An emerging ransomware variant known as Popcorn Time adds a nasty incentive to the malware by offering users a free decryption key if they successfully infect two others and force them to pay the ransom. The infected user gets two options, the easy way which entails the payment of 1 Bitcoin (about £620), or the malicious way of sending referral links to other users. If the users chose the “malicious way” and two of their referrals pay the ransom they will be sent a free decryption key as per the instructions displayed by the ransomware.
Doxware is the latest variant of ransomware and it is the most terrifying form of malware we have come across to date. Doxxing is the online practice of researching and broadcasting identifiable information (e.g. name, address, telephone number, social security number, etc.) of individuals or organisations. When Doxxing and ransomware are combined, this lethal combination is referred to as Doxware.
Not only will Doxware encrypt the victims file, it also collects their personal files, uploads these files to a server and threatens to make these files publicly available if the ransom fee is not paid within a short time frame. More worryingly, the cyber criminals may have permanent access to your personal data and can demand a ransom more than once. Even if you do give in to blackmail, there is no guarantee that the files they have copied will be deleted.
Having seen some decent returns on ransomware campaigns in the recent past, cybercriminals continue to develop new variants with a view to squeezing victims for cash. Hot on the heels of Dridex comes a Locky, another macro-driven virus, this time capable of destroying large swathes of corporate data.
Among the several types of attacks that can be leveraged against your company’s IT framework, ransomware has the potential to be the costliest. Unlike some smaller types of viruses where the only damaging effect is to your peace of mind, ransomware takes internet hacking to a whole different level.
As you may expect, there’s a heavy price a pay for your actions if your computers are infected with ransomware. And the cost of clicking on a malicious link, opening an infected attachment or visiting a social network site can costs you upwards of €600. And that’s if you decide to comply with the hackers’ request.

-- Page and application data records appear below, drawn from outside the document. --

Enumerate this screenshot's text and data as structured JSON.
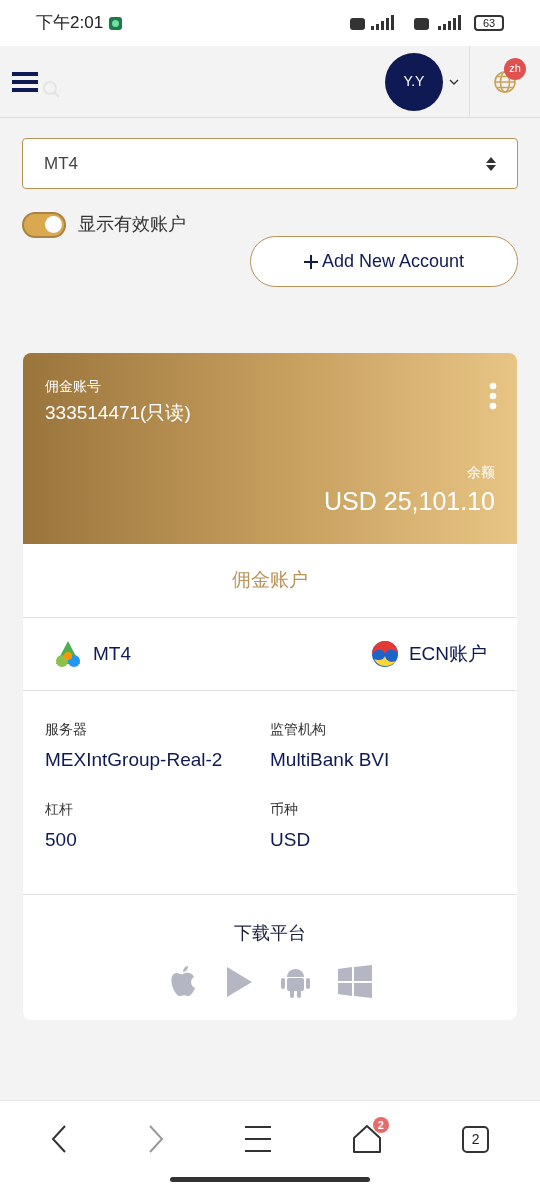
{
  "status_bar": {
    "time": "下午2:01",
    "battery": "63"
  },
  "header": {
    "avatar": "Y.Y",
    "language_badge": "zh"
  },
  "platform_select": {
    "value": "MT4"
  },
  "active_toggle": {
    "label": "显示有效账户",
    "on": true
  },
  "add_account_button": {
    "label": "Add New Account"
  },
  "account_card": {
    "account_label": "佣金账号",
    "account_number": "333514471(只读)",
    "balance_label": "余额",
    "balance": "USD 25,101.10",
    "account_category": "佣金账户",
    "platform": "MT4",
    "account_type": "ECN账户",
    "details": [
      {
        "label": "服务器",
        "value": "MEXIntGroup-Real-2"
      },
      {
        "label": "监管机构",
        "value": "MultiBank BVI"
      },
      {
        "label": "杠杆",
        "value": "500"
      },
      {
        "label": "币种",
        "value": "USD"
      }
    ],
    "download_title": "下载平台"
  },
  "browser_bar": {
    "home_badge": "2",
    "tab_count": "2"
  }
}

In 2013, one of the major problems in the hacker world was the popular ransomware called CryptoLocker. The makers made away with about 3 million (USD) and through half a million infections. (You can read more about its effect here.)
However, let’s not get ahead of ourselves. We’ll start from the top.